The tax treatment of the shareholders is governed by the tax code’s Section 331(a), which provides that amounts distributed in complete liquidation, “shall be treated as in full payment in exchange for the stock.” Generally, stockholders record a gain (usually capital in nature), if the net distributions of the surrendered stock is greater than the shareholder’s adjusted basis in the stock. If state law allows a dissolved company to own assets, the dissolution, unless accompanied by an actual conveyance of the entity’s assets to its shareholders, will not give rise to a liquidation.
Mutual fund dividends will be eligible only to the extent they represent dividends the mutual fund earned on stock, and not on other types of fund earnings such as interest.

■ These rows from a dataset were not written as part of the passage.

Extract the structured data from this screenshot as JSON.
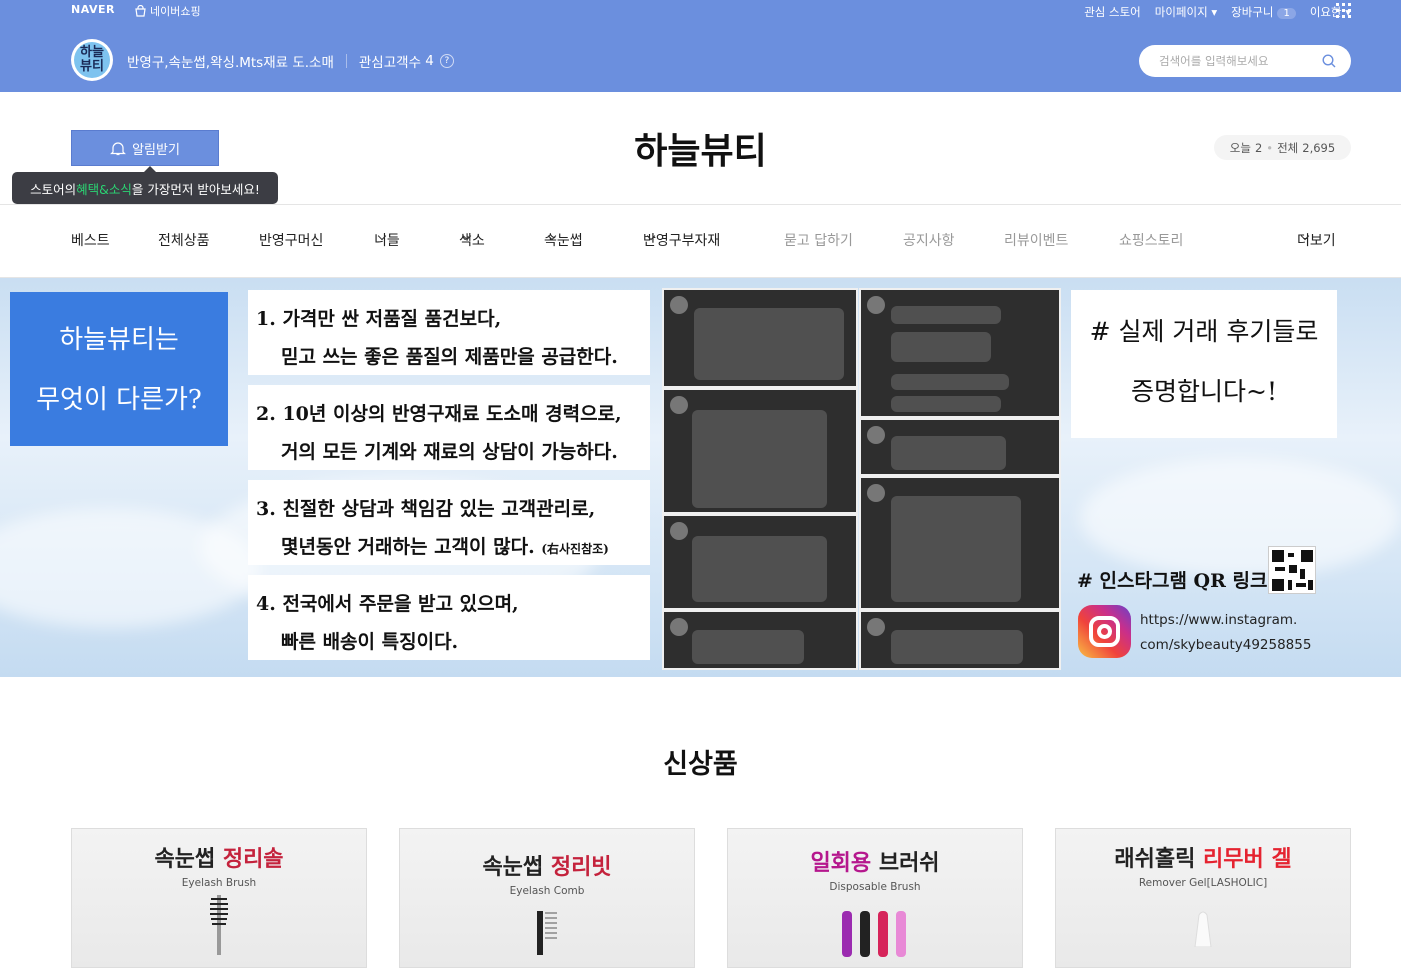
{
  "topbar": {
    "naver": "NAVER",
    "naver_shopping": "네이버쇼핑",
    "links": {
      "favorite_store": "관심 스토어",
      "mypage": "마이페이지",
      "cart": "장바구니",
      "cart_count": "1",
      "user": "이요한"
    }
  },
  "header": {
    "logo_text_1": "하늘",
    "logo_text_2": "뷰티",
    "store_desc": "반영구,속눈썹,왁싱.Mts재료 도.소매",
    "followers_label": "관심고객수",
    "followers_count": "4",
    "help_glyph": "?",
    "search_placeholder": "검색어를 입력해보세요"
  },
  "title_area": {
    "notify_button": "알림받기",
    "tooltip_prefix": "스토어의 ",
    "tooltip_highlight": "혜택&소식",
    "tooltip_suffix": "을 가장먼저 받아보세요!",
    "store_name": "하늘뷰티",
    "today_label": "오늘",
    "today_count": "2",
    "total_label": "전체",
    "total_count": "2,695"
  },
  "nav": {
    "items": [
      {
        "label": "베스트"
      },
      {
        "label": "전체상품"
      },
      {
        "label": "반영구머신"
      },
      {
        "label": "니들"
      },
      {
        "label": "색소"
      },
      {
        "label": "속눈썹"
      },
      {
        "label": "반영구부자재"
      },
      {
        "label": "묻고 답하기"
      },
      {
        "label": "공지사항"
      },
      {
        "label": "리뷰이벤트"
      },
      {
        "label": "쇼핑스토리"
      },
      {
        "label": "더보기"
      }
    ]
  },
  "banner": {
    "intro_line1": "하늘뷰티는",
    "intro_line2": "무엇이 다른가?",
    "points": [
      {
        "line1": "1. 가격만 싼 저품질 품건보다,",
        "line2": "믿고 쓰는 좋은 품질의 제품만을 공급한다."
      },
      {
        "line1": "2. 10년 이상의 반영구재료 도소매 경력으로,",
        "line2": "거의 모든 기계와 재료의 상담이 가능하다."
      },
      {
        "line1": "3. 친절한 상담과 책임감 있는 고객관리로,",
        "line2": "몇년동안 거래하는 고객이 많다.",
        "note": "(右사진참조)"
      },
      {
        "line1": "4. 전국에서 주문을 받고 있으며,",
        "line2": "빠른 배송이 특징이다."
      }
    ],
    "proof_line1": "# 실제 거래 후기들로",
    "proof_line2": "증명합니다~!",
    "insta_title": "# 인스타그램 QR 링크",
    "insta_url_1": "https://www.instagram.",
    "insta_url_2": "com/skybeauty49258855"
  },
  "new_products": {
    "title": "신상품",
    "cards": [
      {
        "title_a": "속눈썹 ",
        "title_b": "정리솔",
        "sub": "Eyelash Brush",
        "accent": "#c4223c"
      },
      {
        "title_a": "속눈썹 ",
        "title_b": "정리빗",
        "sub": "Eyelash Comb",
        "accent": "#c4223c"
      },
      {
        "title_a": "일회용 ",
        "title_b": "브러쉬",
        "sub": "Disposable Brush",
        "accent": "#b5178d"
      },
      {
        "title_a": "래쉬홀릭 ",
        "title_b": "리무버 겔",
        "sub": "Remover Gel[LASHOLIC]",
        "accent": "#e52330"
      }
    ]
  },
  "colors": {
    "brand_blue": "#6b8fde",
    "tooltip_bg": "#3c3d44",
    "tooltip_highlight": "#2bd473"
  }
}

Mutual funds will report to individual investors the portion of their dividends eligible for the reduced rates.
Ineligible Dividends The special tax rates do NOT apply to dividends paid by, among other things: Mutual insurance companies Credit unions, mutual savings banks, savings and loans, and certain other types of financial institutions Nonprofit voluntary employee beneficiary associations (VEBAs) Employer securities owned by an employee stock ownership plan ( ESOP) to the extent the dividends are deductible under IRC Sec.
404(k) Stock purchased with borrowed funds when the dividend was included in investment income for purposes of claiming an investment interest deduction Tax-exempt corporations under IRC Sections 501 or 521 Farmers’ cooperatives Foreign personal holding companies Foreign investment companies Passive foreign investment companies Stock owned for 60 days or less in the 120-day period beginning 60 days before the ex-dividend date (when the corporation makes final the shareholders who will receive the dividend).Moreover, dividends are not subject to payroll taxes, unlike compensation.